The Toronto Transit Commission is proposing a fare freeze next year amid financial challenges that have been brought on by the COVID-19 pandemic.

Mayor John Tory said at the beginning of the pandemic, it was expected that a significant drop in ridership would lead to significant fare increases. However he said Thursday that would not be responsible.

"In the wake of the unprecedented pandemic, which has hit our TTC extremely hard, this is the right and the responsible thing to do. We're keeping the TTC affordable for residents who need it by freezing fares," Tory said during a news conference on Thursday.

"It is one more way in which we can help the residents of the City of Toronto get through this crisis."

TTC Board Chair Councillor Jaye Robinson said freezing fares in 2021 is the right thing to do for riders.

"We know that many of the people riding transit during the pandemic do not have the option of staying home. We recognize the buses have been the workhorses of our transit system over the course of the COVID-19 pandemic and we are investing in service improvements," Robinson said.

The announcement comes as the TTC released its 2021 operating budget, which totals $2.15 billion. With the revenues expected to be just $566.8 million, net funding of $1.5 billion is needed to fully fund the budget.

"The proposed budget ensures that we will continue to keep the City of Toronto moving through to the end of the pandemic and beyond. Since the onset of COVID, it has been very clear that the reduced ridership and additional safety measures would have a devastating impact on the TTC budget," Robinson said.

The projected 2021 revenue, which is down from the $1.35 billion predicted this year, is the result of lower ridership for much of next year because of the COVID-19 pandemic.

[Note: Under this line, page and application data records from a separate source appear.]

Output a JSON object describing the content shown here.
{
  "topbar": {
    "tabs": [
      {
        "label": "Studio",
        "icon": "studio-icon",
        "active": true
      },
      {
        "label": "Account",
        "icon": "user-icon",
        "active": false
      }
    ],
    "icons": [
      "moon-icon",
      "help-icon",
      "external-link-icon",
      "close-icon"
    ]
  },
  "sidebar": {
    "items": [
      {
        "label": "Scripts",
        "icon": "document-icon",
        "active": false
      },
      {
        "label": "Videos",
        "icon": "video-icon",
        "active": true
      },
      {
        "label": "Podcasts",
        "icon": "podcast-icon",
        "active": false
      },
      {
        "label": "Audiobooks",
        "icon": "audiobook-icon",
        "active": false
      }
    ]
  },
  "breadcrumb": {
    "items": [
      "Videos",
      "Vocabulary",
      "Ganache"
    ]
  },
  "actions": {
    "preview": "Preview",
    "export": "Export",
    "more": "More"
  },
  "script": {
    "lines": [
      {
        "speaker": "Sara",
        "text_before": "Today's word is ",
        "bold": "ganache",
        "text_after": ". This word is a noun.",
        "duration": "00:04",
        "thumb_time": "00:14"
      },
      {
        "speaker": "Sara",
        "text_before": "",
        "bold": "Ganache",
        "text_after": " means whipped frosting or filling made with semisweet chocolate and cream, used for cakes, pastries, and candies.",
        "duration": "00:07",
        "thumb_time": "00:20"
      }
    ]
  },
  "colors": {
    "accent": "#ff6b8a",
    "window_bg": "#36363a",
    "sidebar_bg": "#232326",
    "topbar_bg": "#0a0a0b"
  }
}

In its report, the TTC said the novel coronavirus will continue to financially impact the transit agency throughout 2021 as widespread vaccination is not expected until the fall of 2021.

Furthermore, the TTC expects to experience long-term effects from the pandemic even after it subsides.

The net funding will cover $796.4 million in pandemic-related costs, which includes a projected $725 million loss in passenger revenues.

The TTC projects ridership in the first half of next year will remain at the current levels before slowly increasing to an average o 49 per cent of pre-pandemic levels later in the year.

In the report, the TTC indicated that bus ridership has recovered to approximately 48 per cent of its pre-pandemic activity, while subways and streetcars are only at 26 per cent.

"This is indicative of a proportionally greater ridership impact in the downtown core, which is most impacted by work from home, virtual learning, the cancellation of events and reduced social travel," the transit agency said, adding that these trends will continue next year.

In addition, the TTC does not expect ridership to rebound until 2022 and 2023, "when a new post-pandemic normal will begin to emerge and restrictions regarding attendance at workplaces, schools and events are removed."

Tory said these costs will be partly funded by the Safe Restart Agreement between the province and the federal government. The city subsidy to the TTC remains at $789.8 million.

In August, the TTC was given $404 million in relief funding to address the impact of the pandemic between April 1 and Sept. 30.

The transit agency said they received additional $472 million as part of phase 2 of the agreement. The province has also advised the city that it is eligible to get $304 million in funding to address additional ridership pressures.

The TTC said the funding is anticipated to offset financial impacts until March 2021.

While talks continue between the TTC staff and all levels of governments on relief funding after March, Tory said he is encouraged that the federal government will be bringing forward a plan for permanent federal transit funding.

"This is something that is much needed and will be much welcome. It will help us with the much needed transit for the City of Toronto and for the GTA and ensure that we are investing in subway trains, in streetcars, in buses as we go forward," Tory said.

"This budget also continues the work we have done with the TTC and the city on an enhanced set of targeted COVID-19 measures to help our most vulnerable residents during lockdown periods."

Speaking to CP24, Shelagh Pizey-Allen, who is with the transit advocacy group TTCriders, said there should be permanent funding from the province and the federal government to address the challenges the transit agency is facing.

“Transit is a lifeline in Toronto for essential workers and for people who are relying on transit to get their groceries to access health care, in some cases to go and get a COVID test. And it needs to be invested in like the lifeline it is,” Pizey-Allen said.

“And also make sure that riders don’t pay for the pandemic when this is over. We don’t want to see fare increases and essential workers having to pay the price of lower ridership during the pandemic.”

The budget is scheduled to go before the TTC Board on Monday.